Debit card with one cent positive balance

A wholesaler I deal with at work periodically offers perks to reward their customers who meet certain spending goals. Last month I qualified for a $100 “rebate”.

Previously they’ve sent me a check. This time they sent me a debit/credit card. It had a $100 positive balance. But, after the $100 was spent, it would then act like a credit card. I do not need/want a credit card. I was not happy.

So, I used the debit card to purchase a gift card at my local bar. I specifically purchased a gift card for $99.99, then destroyed the debit/credit card.

According to the paperwork there are no charges/fees as long as a balance remains on the debit card. There was no time limit on using the debit card. So, what will happen with my penny balance?

That’s a new one on me.

If there is no balance left on the card, how could they possibly collect a fee? This is a card you did not apply for, and unless your wholesaler has your SSN this would not go on your credit record.

I think the penny will sit there until the bank considers the account abandoned, which could take years–I’m going to guess seven, if there is no stated time limit.

That being said (sorry, more opinion than fact), I do wonder if you have read the fine print correctly. Some gift cards with credit card branding are reloadable debit cards that you can keep using, rather than being a one-time gift card. Are you sure you don’t have one of those? I just can’t believe that any random person can just open a credit card account for you.

Nope, in fact if I did not keep track of my purchases and spent $105.00, the $5.00 would have been on the credit card. Those rules were very specific. It seems like a kind of “gotcha”. And yes, although I never applied for a credit card from this wholesaler, I have an account with them, so the have my SSN, etc.

I get those rebate cards all the time. You really just use them like a gift card until they’re gone and that’s the end of them.

I had two $50 cards and used them both on a $120 shopping bill. I swiped the first, chose “credit” (instructions say to “use them like a credit card” - as in, don’t type in a PIN, even though the front of the card says “debit card.”) and it was accepted. Then the system said my total was $70. I did the same with the second, it was accepted, said my total was $20. I put in my real credit card to finish it off, and threw the two rebate debit cards in the trash.

There is no mention of these cards (or any previous such cards) on my credit report.

Just toss the cards when you’re done. Or, cut them up and toss them.
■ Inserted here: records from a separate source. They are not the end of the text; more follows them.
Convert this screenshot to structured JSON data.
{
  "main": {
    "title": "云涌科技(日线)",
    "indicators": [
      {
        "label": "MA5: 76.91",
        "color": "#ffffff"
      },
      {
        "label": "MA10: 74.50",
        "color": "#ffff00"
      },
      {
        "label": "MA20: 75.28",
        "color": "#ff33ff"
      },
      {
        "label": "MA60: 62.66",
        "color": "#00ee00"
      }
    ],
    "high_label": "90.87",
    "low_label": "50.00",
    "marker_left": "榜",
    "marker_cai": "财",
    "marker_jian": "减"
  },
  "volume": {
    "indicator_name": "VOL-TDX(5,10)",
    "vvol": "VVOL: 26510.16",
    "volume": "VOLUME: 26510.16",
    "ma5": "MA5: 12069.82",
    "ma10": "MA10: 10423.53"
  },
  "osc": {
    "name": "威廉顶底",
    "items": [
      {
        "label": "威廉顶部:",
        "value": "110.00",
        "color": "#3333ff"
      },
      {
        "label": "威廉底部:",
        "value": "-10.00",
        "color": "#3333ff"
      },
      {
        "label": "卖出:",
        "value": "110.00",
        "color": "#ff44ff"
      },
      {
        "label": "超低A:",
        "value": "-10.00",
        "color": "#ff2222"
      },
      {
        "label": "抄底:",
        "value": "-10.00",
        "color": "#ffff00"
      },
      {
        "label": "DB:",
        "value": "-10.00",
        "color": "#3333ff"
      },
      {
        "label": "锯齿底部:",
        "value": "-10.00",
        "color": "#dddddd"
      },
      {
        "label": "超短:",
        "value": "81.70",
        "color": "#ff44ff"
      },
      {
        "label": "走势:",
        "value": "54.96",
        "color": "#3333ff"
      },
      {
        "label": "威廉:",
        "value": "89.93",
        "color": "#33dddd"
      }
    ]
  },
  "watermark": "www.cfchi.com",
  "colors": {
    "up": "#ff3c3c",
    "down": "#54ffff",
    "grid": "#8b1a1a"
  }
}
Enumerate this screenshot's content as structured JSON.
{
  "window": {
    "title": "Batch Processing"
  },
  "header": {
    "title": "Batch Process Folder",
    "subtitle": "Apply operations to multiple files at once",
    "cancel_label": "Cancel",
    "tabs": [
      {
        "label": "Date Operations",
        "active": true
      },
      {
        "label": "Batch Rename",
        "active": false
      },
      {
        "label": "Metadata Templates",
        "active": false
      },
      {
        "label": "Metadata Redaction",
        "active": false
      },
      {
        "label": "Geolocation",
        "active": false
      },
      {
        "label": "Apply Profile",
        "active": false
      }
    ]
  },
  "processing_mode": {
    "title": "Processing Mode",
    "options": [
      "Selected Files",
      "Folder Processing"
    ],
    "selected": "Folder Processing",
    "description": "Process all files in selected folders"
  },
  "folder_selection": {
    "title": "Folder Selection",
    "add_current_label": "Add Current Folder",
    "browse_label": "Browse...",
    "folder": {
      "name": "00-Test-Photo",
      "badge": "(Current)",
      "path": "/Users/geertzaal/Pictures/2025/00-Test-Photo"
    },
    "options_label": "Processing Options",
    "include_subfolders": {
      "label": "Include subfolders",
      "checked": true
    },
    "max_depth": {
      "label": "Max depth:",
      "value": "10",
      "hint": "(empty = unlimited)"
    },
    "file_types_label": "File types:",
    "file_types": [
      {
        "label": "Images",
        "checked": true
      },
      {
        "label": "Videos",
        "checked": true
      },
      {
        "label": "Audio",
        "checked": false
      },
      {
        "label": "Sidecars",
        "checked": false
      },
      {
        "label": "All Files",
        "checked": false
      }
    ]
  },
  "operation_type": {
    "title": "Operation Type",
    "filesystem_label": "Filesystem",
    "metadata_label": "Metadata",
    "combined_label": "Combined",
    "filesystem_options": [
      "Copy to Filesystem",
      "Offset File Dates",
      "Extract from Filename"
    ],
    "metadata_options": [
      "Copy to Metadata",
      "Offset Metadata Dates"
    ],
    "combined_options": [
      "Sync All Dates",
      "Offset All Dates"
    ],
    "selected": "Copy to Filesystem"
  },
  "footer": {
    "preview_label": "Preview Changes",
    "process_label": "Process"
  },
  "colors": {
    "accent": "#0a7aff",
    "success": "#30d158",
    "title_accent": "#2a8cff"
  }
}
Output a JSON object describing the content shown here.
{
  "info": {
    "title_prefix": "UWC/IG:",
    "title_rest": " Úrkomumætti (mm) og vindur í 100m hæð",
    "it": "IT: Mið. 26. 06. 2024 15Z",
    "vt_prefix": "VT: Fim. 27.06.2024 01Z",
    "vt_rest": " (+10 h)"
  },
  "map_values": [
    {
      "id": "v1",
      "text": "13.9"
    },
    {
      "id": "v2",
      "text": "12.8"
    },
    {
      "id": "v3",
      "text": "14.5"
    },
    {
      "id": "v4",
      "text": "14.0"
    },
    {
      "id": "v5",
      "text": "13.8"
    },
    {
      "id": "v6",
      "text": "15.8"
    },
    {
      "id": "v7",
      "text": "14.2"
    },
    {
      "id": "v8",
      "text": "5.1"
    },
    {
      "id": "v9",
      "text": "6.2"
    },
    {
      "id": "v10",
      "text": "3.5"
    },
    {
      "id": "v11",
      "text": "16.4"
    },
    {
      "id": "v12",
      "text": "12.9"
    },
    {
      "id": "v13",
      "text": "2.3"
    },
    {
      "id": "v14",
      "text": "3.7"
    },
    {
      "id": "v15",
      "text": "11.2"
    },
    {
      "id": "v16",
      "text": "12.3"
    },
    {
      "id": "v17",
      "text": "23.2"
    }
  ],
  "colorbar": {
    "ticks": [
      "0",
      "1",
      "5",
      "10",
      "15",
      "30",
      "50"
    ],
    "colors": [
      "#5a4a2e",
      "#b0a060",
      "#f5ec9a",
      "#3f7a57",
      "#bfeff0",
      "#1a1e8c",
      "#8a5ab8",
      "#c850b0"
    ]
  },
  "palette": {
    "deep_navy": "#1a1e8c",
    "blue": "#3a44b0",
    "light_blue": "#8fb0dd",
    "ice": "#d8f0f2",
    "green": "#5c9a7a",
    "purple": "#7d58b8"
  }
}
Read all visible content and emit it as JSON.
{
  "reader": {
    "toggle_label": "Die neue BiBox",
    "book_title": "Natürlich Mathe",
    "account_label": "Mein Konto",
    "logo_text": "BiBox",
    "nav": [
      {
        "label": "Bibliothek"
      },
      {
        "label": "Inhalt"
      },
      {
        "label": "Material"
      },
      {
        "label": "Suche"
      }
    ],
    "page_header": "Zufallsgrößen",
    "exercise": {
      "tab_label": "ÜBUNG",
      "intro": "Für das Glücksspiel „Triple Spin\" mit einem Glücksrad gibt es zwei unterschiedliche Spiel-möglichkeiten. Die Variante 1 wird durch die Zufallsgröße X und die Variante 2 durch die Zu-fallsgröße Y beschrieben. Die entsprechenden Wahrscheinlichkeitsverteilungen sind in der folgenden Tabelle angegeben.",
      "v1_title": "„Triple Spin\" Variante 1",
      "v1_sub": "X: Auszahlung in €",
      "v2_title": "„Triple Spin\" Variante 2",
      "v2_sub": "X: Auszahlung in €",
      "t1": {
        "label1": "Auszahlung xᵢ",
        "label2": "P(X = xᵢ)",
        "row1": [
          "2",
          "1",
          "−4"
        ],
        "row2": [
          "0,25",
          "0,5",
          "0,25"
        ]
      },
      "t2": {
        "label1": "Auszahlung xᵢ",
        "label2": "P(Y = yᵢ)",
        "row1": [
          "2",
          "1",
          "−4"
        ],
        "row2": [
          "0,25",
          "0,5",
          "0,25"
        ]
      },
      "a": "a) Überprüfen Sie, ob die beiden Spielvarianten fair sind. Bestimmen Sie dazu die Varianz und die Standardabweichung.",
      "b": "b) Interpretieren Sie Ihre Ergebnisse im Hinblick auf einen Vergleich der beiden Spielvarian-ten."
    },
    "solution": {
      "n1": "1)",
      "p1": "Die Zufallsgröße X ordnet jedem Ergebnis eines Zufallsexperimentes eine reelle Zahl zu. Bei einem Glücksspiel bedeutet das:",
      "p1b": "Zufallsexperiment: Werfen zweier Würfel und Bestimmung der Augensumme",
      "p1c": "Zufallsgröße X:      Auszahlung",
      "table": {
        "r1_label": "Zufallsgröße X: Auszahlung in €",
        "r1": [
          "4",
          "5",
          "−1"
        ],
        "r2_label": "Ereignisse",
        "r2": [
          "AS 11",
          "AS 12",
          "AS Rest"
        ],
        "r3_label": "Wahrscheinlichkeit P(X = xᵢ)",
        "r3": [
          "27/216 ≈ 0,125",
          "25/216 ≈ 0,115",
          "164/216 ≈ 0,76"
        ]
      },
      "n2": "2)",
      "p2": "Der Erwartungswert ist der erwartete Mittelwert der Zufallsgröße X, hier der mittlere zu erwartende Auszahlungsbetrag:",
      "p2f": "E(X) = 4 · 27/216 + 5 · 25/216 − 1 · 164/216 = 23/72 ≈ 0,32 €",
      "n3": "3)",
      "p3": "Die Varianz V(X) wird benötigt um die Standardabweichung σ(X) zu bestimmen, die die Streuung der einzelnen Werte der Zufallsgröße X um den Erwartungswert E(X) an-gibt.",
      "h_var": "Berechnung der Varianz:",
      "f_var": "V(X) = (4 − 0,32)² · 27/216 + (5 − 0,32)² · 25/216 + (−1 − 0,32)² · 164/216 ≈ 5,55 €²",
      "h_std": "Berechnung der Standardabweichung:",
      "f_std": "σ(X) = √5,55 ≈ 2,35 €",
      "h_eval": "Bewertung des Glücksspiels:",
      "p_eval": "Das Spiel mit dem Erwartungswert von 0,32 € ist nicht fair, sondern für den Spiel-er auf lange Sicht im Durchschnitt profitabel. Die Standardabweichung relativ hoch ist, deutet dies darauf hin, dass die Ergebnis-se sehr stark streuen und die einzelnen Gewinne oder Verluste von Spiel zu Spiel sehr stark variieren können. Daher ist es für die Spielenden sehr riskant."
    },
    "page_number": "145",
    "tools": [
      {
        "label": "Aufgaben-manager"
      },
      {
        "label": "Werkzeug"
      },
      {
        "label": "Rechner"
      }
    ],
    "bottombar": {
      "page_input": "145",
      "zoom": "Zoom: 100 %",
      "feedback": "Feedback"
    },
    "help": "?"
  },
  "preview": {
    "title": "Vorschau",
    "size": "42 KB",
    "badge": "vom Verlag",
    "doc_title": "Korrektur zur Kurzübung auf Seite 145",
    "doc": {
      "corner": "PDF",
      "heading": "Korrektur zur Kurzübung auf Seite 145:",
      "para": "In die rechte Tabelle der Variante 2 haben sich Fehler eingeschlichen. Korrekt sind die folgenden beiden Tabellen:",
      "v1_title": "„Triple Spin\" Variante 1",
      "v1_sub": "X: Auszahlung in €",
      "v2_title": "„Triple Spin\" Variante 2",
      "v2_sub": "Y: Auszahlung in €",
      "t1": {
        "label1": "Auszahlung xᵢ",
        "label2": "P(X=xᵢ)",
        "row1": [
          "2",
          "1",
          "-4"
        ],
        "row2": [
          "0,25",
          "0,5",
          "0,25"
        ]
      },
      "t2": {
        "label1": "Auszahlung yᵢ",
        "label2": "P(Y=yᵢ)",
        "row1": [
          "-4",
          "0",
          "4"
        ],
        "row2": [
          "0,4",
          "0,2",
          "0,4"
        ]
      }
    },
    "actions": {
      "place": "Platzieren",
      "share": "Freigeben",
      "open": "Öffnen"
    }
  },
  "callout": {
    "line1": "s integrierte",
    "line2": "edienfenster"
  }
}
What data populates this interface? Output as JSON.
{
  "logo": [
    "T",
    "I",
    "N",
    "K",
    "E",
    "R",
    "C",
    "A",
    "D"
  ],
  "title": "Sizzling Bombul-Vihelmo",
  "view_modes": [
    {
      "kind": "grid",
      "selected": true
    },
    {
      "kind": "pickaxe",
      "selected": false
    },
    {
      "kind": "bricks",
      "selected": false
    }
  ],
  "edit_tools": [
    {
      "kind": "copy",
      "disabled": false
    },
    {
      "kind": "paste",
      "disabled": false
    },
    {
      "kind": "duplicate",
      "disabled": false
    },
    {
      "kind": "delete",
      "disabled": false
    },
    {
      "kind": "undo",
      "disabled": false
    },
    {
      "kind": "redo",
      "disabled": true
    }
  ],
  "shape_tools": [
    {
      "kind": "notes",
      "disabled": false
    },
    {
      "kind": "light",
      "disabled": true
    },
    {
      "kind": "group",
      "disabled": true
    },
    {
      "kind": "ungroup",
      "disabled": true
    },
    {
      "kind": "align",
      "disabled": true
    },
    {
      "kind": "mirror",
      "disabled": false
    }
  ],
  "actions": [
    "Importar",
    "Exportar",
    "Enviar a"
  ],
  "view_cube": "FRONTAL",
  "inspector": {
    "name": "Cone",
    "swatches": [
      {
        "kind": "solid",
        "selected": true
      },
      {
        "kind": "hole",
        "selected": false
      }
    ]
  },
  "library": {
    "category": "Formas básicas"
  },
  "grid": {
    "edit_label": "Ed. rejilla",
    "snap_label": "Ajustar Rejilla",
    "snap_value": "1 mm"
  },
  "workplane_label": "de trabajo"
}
They’re really just gift cards that can be used anywhere.

Are those rules online, and can you link to them? It seems very, very unlikely to me that someone could open any significant line of credit for you without your explicit consent. I can see the cardholder saying something like “if the merchant makes a mistake and lets you charge more, we can bill you for it,” but turning into a credit card after the spend? A card you never applied for, did a credit check for, or signed for? I can’t imagine that you weren’t misunderstanding something.

I threw away the fine print and destroyed the card, so no.

But I read and reread the instructions for use, and yeah, I was also surprised. It couldn’t be used at an ATM, had no PIN, and for charges made in excess of the $100 positive balance it would be treated as a credit card and I’d get monthly statements. I’ve gotten debit cards before as rebates, never one that “became” a credit card, though.

If the wholesaler offers this again, I will save the material, although I am hesitant to accept another rebate in this form.

ETA: I do have a significant line of credit with the wholesaler. Some months I spend 8 - 10,000 (and pay it off when due).

OK, I had to activate the card prior to use, and I remember using my phone to do that. I looked at my iPhone browser history, but it is Safari on my phone and tablet and I use my iPad a lot.

I’ll try scrolling through history on my iPad tonight.

If I get a gift credit card, I immediately spend the entire balance on Amazon credit for myself, and then immediately claim that. No messing around with partial cards or having to remember how much is left, and Amazon credit is basically identical to cash for me.

Might not be the answer, but I have one credit card that will send a check for the credit balance after three months.

I always round up when I pay.

So, be on the lookout for that One Cent check. :wink: (Nah. It’ll get written off)

I was happy when I figured it out. Just convert to an Amazon gift card to myself and chuck it. No more leftover pennies (or more).

Oddly enough, I once overpaid my wife’s credit card, which she hardly ever uses, by two cents. When I realized my error I thought they would simply carry the two-cent credit balance on the account, until one day she uses it again.

You would think…but you would be wrong.

They mailed her a check for two cents.

I’d be a little wary since they said it would turn into a credit card, and they do have your info required to open a line of credit. The face that it can turn into a credit card after using the available balance seems like they would have to have added a line or credit that would be on your credit report. You may want to have it removed if possible if you dont want it there, or risk some loophole that activates they card to start charging fees or whatnot.